Find out whether you need to rush. Ask if your employer has adopted a grace period, which, per a 2005 notice issued by the Internal Revenue Service, allows employees to submit expenses as many as 2½ months into the new year. That gives you until mid-March to spend the money. 

Know what is eligible. Because employers can edit the list of eligible FSA expenses, check with your FSA administrator to find out what's eligible for reimbursement at your company. Medical expenses—including prescription and office visit copayments, coinsurance, deductibles, and over-the-counter expenses for medical items such as medications and medical equipment—are typically eligible. Other expenses that usually qualify include acne treatments, allergy medicines, antibiotic creams or ointments, arthritis relief products, toothache relief products, foot care, first aid items, incontinence products, shampoo for psoriasis or lice, and vaporizers or humidifiers. For more ideas, see the federal government's full list of eligible items for its own employees. 

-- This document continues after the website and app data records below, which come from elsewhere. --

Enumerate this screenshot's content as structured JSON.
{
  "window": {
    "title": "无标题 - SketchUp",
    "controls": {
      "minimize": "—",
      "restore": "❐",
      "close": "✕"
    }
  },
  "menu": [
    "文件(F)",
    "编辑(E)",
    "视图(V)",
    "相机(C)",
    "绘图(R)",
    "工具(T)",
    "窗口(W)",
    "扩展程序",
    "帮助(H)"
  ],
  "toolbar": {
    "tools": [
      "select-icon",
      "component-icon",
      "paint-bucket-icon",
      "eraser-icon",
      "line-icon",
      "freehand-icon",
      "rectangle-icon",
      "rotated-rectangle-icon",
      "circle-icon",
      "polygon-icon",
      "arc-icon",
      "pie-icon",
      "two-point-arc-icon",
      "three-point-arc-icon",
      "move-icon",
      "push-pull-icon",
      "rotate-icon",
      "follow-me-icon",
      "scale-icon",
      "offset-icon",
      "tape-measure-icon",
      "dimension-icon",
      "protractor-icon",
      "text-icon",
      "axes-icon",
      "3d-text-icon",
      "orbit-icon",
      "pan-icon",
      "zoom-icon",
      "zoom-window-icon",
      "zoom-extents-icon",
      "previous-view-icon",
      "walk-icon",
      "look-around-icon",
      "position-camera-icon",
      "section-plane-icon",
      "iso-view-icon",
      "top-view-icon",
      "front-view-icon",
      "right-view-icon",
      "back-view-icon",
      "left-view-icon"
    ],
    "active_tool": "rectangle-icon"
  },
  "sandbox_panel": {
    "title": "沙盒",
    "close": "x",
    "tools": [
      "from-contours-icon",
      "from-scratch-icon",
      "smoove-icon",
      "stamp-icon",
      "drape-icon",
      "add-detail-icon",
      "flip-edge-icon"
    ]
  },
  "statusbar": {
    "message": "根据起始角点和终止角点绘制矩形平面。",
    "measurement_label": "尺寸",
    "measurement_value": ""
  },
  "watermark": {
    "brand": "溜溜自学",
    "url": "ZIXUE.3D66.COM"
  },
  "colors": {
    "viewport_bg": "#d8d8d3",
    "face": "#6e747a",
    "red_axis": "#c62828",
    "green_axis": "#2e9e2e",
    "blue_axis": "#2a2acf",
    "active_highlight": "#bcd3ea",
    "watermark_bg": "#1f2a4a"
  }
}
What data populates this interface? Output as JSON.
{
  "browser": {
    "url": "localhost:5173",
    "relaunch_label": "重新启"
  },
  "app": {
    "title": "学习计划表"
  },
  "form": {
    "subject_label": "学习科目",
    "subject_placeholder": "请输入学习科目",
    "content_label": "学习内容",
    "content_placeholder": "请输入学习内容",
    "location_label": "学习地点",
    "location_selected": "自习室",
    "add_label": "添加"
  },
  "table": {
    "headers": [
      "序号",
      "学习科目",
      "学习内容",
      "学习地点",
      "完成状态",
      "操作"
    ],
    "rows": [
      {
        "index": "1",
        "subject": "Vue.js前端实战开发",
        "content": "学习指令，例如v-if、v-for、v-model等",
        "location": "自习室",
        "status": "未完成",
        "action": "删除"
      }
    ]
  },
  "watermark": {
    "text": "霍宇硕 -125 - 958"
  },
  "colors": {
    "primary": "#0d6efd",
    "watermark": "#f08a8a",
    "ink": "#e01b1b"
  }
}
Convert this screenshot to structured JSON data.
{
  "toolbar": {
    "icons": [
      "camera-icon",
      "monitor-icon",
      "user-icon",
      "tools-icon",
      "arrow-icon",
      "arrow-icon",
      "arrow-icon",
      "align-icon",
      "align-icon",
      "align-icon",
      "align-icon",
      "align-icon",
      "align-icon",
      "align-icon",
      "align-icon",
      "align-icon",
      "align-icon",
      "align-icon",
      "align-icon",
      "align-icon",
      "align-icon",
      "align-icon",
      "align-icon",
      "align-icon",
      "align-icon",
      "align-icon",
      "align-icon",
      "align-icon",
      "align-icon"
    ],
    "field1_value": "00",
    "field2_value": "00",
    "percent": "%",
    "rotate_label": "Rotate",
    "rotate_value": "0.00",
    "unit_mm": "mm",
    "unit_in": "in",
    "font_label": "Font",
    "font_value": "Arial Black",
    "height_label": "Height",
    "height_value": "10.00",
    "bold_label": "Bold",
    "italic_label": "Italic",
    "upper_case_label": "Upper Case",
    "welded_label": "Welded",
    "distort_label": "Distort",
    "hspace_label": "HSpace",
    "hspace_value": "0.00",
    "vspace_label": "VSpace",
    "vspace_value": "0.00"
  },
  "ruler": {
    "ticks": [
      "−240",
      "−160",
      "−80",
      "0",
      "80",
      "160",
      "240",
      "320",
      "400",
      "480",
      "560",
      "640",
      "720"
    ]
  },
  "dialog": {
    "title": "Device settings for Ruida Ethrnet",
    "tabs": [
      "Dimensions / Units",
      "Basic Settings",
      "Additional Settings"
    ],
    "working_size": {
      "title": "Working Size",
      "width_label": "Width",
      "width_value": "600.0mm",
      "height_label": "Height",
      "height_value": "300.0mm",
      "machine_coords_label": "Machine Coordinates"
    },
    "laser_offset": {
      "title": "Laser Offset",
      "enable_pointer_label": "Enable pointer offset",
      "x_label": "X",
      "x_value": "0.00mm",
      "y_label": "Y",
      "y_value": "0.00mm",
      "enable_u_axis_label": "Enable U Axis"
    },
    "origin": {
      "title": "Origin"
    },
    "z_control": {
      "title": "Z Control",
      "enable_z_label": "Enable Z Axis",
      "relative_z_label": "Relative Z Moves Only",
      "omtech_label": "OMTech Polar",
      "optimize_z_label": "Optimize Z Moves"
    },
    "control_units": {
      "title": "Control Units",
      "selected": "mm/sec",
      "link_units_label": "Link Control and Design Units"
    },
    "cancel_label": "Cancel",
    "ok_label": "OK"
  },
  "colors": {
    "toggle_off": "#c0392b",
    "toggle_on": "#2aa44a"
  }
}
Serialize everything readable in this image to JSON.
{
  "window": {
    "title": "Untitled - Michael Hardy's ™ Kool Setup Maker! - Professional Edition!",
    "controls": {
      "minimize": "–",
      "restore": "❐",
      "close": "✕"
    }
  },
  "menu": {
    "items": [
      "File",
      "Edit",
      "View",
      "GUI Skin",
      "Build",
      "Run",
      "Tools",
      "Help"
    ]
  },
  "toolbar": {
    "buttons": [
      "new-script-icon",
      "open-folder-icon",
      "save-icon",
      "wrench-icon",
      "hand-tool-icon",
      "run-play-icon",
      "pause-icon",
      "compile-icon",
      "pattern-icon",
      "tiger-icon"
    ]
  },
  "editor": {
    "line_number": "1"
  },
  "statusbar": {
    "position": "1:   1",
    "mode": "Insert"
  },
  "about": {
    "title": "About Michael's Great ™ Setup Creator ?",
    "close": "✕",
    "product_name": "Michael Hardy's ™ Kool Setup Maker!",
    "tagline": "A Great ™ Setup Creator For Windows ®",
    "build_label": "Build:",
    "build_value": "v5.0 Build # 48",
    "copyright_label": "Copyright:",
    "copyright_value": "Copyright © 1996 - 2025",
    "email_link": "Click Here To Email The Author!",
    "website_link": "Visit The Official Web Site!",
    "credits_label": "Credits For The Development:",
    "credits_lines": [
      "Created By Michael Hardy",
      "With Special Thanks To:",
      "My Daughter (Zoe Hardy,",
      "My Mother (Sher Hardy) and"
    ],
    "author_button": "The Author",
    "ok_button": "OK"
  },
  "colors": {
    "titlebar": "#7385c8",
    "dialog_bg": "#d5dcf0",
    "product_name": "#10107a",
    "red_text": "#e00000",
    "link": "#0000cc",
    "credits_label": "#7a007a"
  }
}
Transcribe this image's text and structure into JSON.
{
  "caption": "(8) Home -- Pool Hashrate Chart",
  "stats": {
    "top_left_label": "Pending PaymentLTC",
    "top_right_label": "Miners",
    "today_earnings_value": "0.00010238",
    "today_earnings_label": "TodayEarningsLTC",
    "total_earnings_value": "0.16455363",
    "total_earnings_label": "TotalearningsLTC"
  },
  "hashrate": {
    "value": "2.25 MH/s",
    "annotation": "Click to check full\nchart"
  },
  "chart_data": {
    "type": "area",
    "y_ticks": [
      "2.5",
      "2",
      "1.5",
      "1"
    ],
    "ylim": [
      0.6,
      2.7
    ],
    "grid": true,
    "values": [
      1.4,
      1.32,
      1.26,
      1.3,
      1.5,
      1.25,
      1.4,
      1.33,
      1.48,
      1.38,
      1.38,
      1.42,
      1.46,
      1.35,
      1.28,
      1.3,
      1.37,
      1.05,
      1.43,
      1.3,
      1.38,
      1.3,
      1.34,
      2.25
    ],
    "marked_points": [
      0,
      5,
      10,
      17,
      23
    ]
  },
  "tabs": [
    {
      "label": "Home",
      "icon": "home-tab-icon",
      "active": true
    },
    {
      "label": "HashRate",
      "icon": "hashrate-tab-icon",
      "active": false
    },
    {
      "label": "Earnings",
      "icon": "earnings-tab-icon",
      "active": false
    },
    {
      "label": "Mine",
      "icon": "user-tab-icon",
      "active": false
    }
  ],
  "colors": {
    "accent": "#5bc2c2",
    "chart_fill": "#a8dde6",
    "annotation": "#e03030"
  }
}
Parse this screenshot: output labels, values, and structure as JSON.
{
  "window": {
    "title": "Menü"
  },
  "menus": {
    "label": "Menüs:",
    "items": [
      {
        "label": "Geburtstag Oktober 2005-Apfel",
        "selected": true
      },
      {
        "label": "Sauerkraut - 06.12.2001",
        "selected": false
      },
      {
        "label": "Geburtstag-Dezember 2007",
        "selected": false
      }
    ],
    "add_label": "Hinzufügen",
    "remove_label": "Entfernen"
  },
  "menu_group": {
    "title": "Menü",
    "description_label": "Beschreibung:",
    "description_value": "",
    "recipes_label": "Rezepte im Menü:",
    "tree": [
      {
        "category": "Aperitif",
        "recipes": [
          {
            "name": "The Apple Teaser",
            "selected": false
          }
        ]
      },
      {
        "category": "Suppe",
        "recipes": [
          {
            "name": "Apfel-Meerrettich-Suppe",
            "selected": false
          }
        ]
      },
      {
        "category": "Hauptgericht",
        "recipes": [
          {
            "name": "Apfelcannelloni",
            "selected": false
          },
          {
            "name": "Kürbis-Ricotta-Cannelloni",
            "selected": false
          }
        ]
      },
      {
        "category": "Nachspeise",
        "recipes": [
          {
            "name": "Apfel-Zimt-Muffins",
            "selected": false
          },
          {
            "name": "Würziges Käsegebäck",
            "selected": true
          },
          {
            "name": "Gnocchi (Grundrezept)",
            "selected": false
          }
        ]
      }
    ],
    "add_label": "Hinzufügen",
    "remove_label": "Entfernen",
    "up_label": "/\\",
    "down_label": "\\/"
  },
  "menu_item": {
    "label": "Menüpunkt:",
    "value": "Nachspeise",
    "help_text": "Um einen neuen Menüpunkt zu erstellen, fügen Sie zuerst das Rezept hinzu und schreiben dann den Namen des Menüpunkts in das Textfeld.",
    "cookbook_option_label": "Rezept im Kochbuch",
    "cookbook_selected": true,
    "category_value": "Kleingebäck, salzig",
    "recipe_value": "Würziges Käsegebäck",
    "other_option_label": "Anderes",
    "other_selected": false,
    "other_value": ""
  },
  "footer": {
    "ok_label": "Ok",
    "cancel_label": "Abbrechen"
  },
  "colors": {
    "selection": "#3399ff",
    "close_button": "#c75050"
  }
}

Gather your receipts. Do you have leftover receipts from purchases or doctor's visits from 2009? If so, now is the time to file an FSA claim to get reimbursed. (Avoiding this last-minute hassle is why it's key to organize and keep receipts throughout the year, Cohen says.) 

Purchase now what you expect to need in 2010. If you have a chronic medical problem that requires medication, or you know that you get a cold every year around the same time, purchase the prescription or OTC medications you expect to need now. Do the same for any medical equipment, such as an extra brace for a bad knee or ankle, Cohen advises. And if you're having a tough time using up funds, consider buying expensive items such as glasses or a year's supply of contact lenses, even if you don't immediately need them. 

Plan your 2010 contribution. Think a bit about whether you'll have any extra medical expenses in the next calendar year. For example, if you have surgery planned or know you'll need new glasses, factor that into the amount you put into your FSA in 2010. (Your employer may set a cap on how much you contribute—say, $3,000 or $5,000—though most employees contribute less than that.) "Try to make informed decisions," Cohen advises. Ask ahead of time, "How much is it going to cost?" Then deposit accordingly.